There’s a simple way for Mike Shildt to solve this. What is worse: Starting Fowler low, and letting him climb up because he performs (positive!), or starting him high and having to move him down if he does not perform (negative!)? Create a chance for positive momentum, not backward.
WHY WOULD CROCKETT THINK HE’S NFL-READY?
QUESTION: What was Damarea Crockett thinking leaving Mizzou early? Best of luck to him, but he hasn’t exactly been lights-out since his freshman year.
BENFRED: I’m guessing he was thinking what the rest of us were thinking. He got outplayed by Larry Rountree this season. And there were games where he got outplayed by Tyler Badie. I suppose he didn’t want to be second or (perhaps more likely) third string. How he went from that to deciding he could play in the NFL, I’m not sure.

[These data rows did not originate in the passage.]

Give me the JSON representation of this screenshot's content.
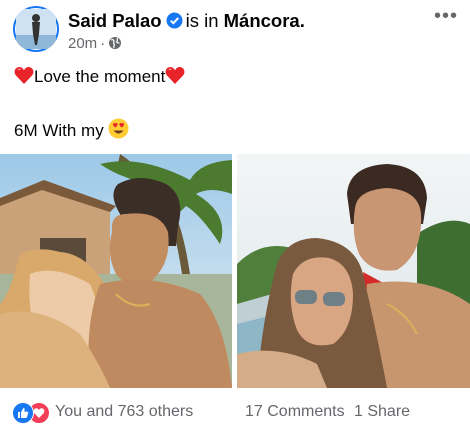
{
  "post": {
    "author": "Said Palao",
    "is_in": "is in",
    "location": "Máncora.",
    "time": "20m",
    "dot": "·",
    "more": "•••",
    "text_line1": "Love the moment",
    "text_line2": "6M With my"
  },
  "footer": {
    "reactions": "You and 763 others",
    "comments": "17 Comments",
    "shares": "1 Share"
  },
  "colors": {
    "verified": "#1877f2",
    "like": "#1877f2",
    "love": "#f33e58",
    "muted": "#65676b"
  },
  "icons": [
    "verified-badge-icon",
    "globe-icon",
    "more-icon",
    "heart-emoji-icon",
    "heart-eyes-emoji-icon",
    "like-reaction-icon",
    "love-reaction-icon"
  ]
}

Mizzou’s staff was surprised by his decision. He was told by the NFL to return to school. I’m not sure the coaches had much of a heads-up between that advice and his decision.
MAKE EVERYONE ELIGIBLE FOR NFL DRAFT?

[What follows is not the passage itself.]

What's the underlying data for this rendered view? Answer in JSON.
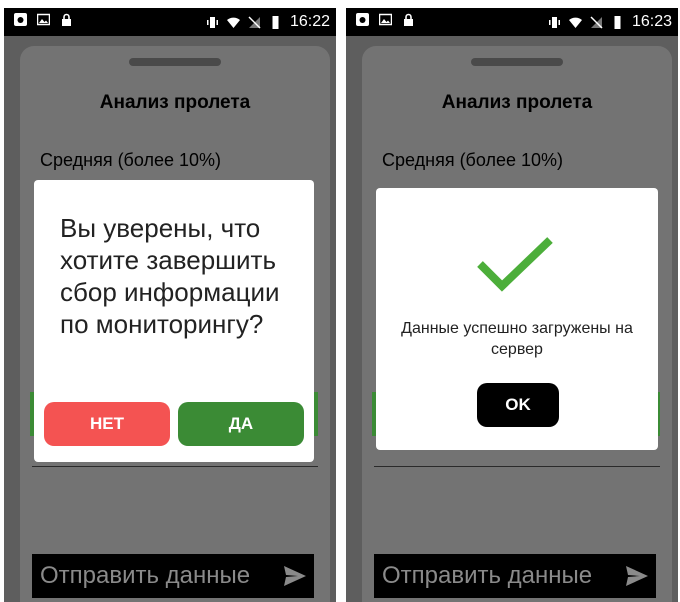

QUESTION: Clemson quarterback Trevor Lawrence looked NFL-ready. Should true freshmen be eligible for the draft?
BENFRED: I’m struggling with this one. Should Trevor Lawrence have that option? Yes. But for every Trevor Lawrence, there would be way too many freshmen who burn their college eligibility by entering the NFL draft too early. Guys get grades from the NFL that are pretty candid about their prospects, but still they don’t listen. Take Mizzou RB Damarea Crockett, for example. He was advised by the league to go back to school. Ignored it. If there could be a way where first and second-year players could enter the draft — only if they are given a first-round grade by the draft advisory group — then I think I would be in favor of that.
LABOR PAINS AHEAD FOR BASEBALL?

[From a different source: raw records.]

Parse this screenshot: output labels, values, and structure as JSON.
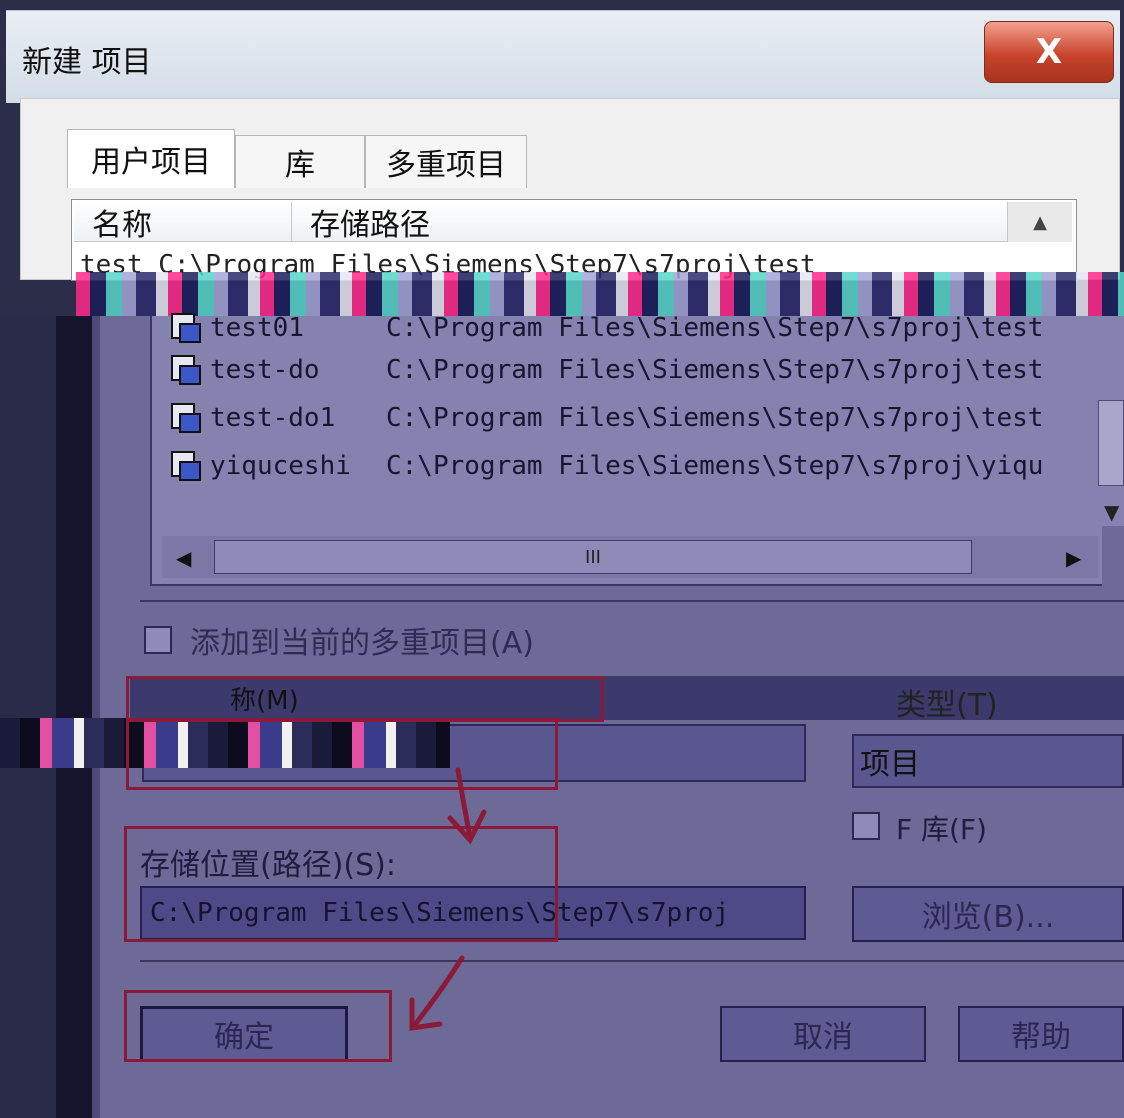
{
  "window": {
    "title": "新建 项目",
    "close_label": "X"
  },
  "tabs": [
    {
      "label": "用户项目",
      "active": true
    },
    {
      "label": "库",
      "active": false
    },
    {
      "label": "多重项目",
      "active": false
    }
  ],
  "project_list": {
    "columns": {
      "name": "名称",
      "path": "存储路径"
    },
    "peek_row": "test  C:\\Program Files\\Siemens\\Step7\\s7proj\\test",
    "rows": [
      {
        "name": "test01",
        "path": "C:\\Program Files\\Siemens\\Step7\\s7proj\\test"
      },
      {
        "name": "test-do",
        "path": "C:\\Program Files\\Siemens\\Step7\\s7proj\\test"
      },
      {
        "name": "test-do1",
        "path": "C:\\Program Files\\Siemens\\Step7\\s7proj\\test"
      },
      {
        "name": "yiquceshi",
        "path": "C:\\Program Files\\Siemens\\Step7\\s7proj\\yiqu"
      }
    ],
    "hscroll_grip": "III"
  },
  "options": {
    "add_to_multiproject": "添加到当前的多重项目(A)",
    "name_label": "称(M)",
    "type_label": "类型(T)",
    "type_value": "项目",
    "f_library": "F 库(F)",
    "storage_label": "存储位置(路径)(S):",
    "storage_path": "C:\\Program Files\\Siemens\\Step7\\s7proj"
  },
  "buttons": {
    "browse": "浏览(B)...",
    "ok": "确定",
    "cancel": "取消",
    "help": "帮助"
  },
  "colors": {
    "annotation": "#8b1a38",
    "dialog_tint": "#6d6a98"
  }
}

QUESTION: Do you think a labor stoppage is probable for MLB within the next five years?
BENFRED: I’m not sure about probable, but it’s certainly possible. The existing collective bargaining agreement is set to expire after the 2021 season. Some bitter feelings seem to be growing instead of fading away. Players see the league’s money growing and player salaries shrinking, especially through free agency. They don’t understand that, and they don’t like it. Hard to blame them considering they are the product. Free agency needs some new rules. Players need to be strong during the next round of negotiations. I think a lot more will be paying attention and voicing their opinions than in previous years. There are current stars, like Kris Bryant, who have been burned by teams using the service time loopholes, for example. I would not be surprised if there is some sort of a stoppage but there is plenty of time to work out problems, and that would be in both parties’ best interests.
The players need to find a way to restructure free agency. They have lost their leverage. Free agency is supposed to be a reward, but it has turned into a curse for players who reach it at 30-plus years old. That’s a significant chunk of players. So, if I was a player, I would fight hard to reach free agency sooner. I’d fight to remove the comp picks because it makes free agents less appealing.
And I would fight against tanking teams, because that really pulls the rug out from beneath good free agents by decreasing significantly the amount of teams that want to pay good players. The draft should stop rewarding the worst teams. It should start rewarding the teams that just miss the postseason.